§ **What is required**
Could you write the entries out again, exactly as they are?

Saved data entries
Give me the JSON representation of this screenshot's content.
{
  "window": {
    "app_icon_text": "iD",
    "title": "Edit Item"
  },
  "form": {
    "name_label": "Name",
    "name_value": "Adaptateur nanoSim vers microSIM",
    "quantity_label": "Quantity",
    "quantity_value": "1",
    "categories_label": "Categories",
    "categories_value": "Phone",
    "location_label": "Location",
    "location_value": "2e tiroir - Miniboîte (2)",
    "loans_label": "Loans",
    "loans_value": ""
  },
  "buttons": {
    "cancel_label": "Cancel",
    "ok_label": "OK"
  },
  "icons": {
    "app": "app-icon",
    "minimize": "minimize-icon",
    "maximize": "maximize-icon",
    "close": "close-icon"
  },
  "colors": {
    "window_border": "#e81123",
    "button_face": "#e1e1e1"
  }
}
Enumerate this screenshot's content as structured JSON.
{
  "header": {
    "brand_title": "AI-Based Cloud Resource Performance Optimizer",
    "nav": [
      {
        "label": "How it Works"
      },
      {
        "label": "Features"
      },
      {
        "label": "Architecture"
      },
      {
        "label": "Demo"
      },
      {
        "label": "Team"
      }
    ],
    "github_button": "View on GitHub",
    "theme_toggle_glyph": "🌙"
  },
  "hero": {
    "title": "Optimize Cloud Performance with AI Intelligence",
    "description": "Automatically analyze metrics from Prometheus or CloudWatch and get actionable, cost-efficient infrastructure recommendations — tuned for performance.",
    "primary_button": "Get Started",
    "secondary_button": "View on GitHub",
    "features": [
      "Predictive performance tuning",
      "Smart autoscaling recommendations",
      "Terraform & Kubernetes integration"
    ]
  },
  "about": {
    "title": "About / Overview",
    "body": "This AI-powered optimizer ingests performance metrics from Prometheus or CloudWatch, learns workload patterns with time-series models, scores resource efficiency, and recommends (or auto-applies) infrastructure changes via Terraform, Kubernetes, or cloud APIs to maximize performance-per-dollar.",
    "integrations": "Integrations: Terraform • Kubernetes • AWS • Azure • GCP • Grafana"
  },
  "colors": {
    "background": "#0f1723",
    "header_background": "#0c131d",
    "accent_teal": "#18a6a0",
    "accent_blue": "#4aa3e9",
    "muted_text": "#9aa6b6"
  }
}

§ **Solution**
Give me the JSON representation of this screenshot's content.
{
  "window": {
    "app_icon_text": "iD",
    "title": "Edit Item"
  },
  "form": {
    "name_label": "Name",
    "name_value": "Adaptateur nanoSim vers microSIM",
    "quantity_label": "Quantity",
    "quantity_value": "1",
    "categories_label": "Categories",
    "categories_value": "Phone",
    "location_label": "Location",
    "location_value": "2e tiroir - Miniboîte (2)",
    "loans_label": "Loans",
    "loans_value": ""
  },
  "buttons": {
    "cancel_label": "Cancel",
    "ok_label": "OK"
  },
  "icons": {
    "app": "app-icon",
    "minimize": "minimize-icon",
    "maximize": "maximize-icon",
    "close": "close-icon"
  },
  "colors": {
    "window_border": "#e81123",
    "button_face": "#e1e1e1"
  }
}
Enumerate this screenshot's content as structured JSON.
{
  "header": {
    "brand_title": "AI-Based Cloud Resource Performance Optimizer",
    "nav": [
      {
        "label": "How it Works"
      },
      {
        "label": "Features"
      },
      {
        "label": "Architecture"
      },
      {
        "label": "Demo"
      },
      {
        "label": "Team"
      }
    ],
    "github_button": "View on GitHub",
    "theme_toggle_glyph": "🌙"
  },
  "hero": {
    "title": "Optimize Cloud Performance with AI Intelligence",
    "description": "Automatically analyze metrics from Prometheus or CloudWatch and get actionable, cost-efficient infrastructure recommendations — tuned for performance.",
    "primary_button": "Get Started",
    "secondary_button": "View on GitHub",
    "features": [
      "Predictive performance tuning",
      "Smart autoscaling recommendations",
      "Terraform & Kubernetes integration"
    ]
  },
  "about": {
    "title": "About / Overview",
    "body": "This AI-powered optimizer ingests performance metrics from Prometheus or CloudWatch, learns workload patterns with time-series models, scores resource efficiency, and recommends (or auto-applies) infrastructure changes via Terraform, Kubernetes, or cloud APIs to maximize performance-per-dollar.",
    "integrations": "Integrations: Terraform • Kubernetes • AWS • Azure • GCP • Grafana"
  },
  "colors": {
    "background": "#0f1723",
    "header_background": "#0c131d",
    "accent_teal": "#18a6a0",
    "accent_blue": "#4aa3e9",
    "muted_text": "#9aa6b6"
  }
}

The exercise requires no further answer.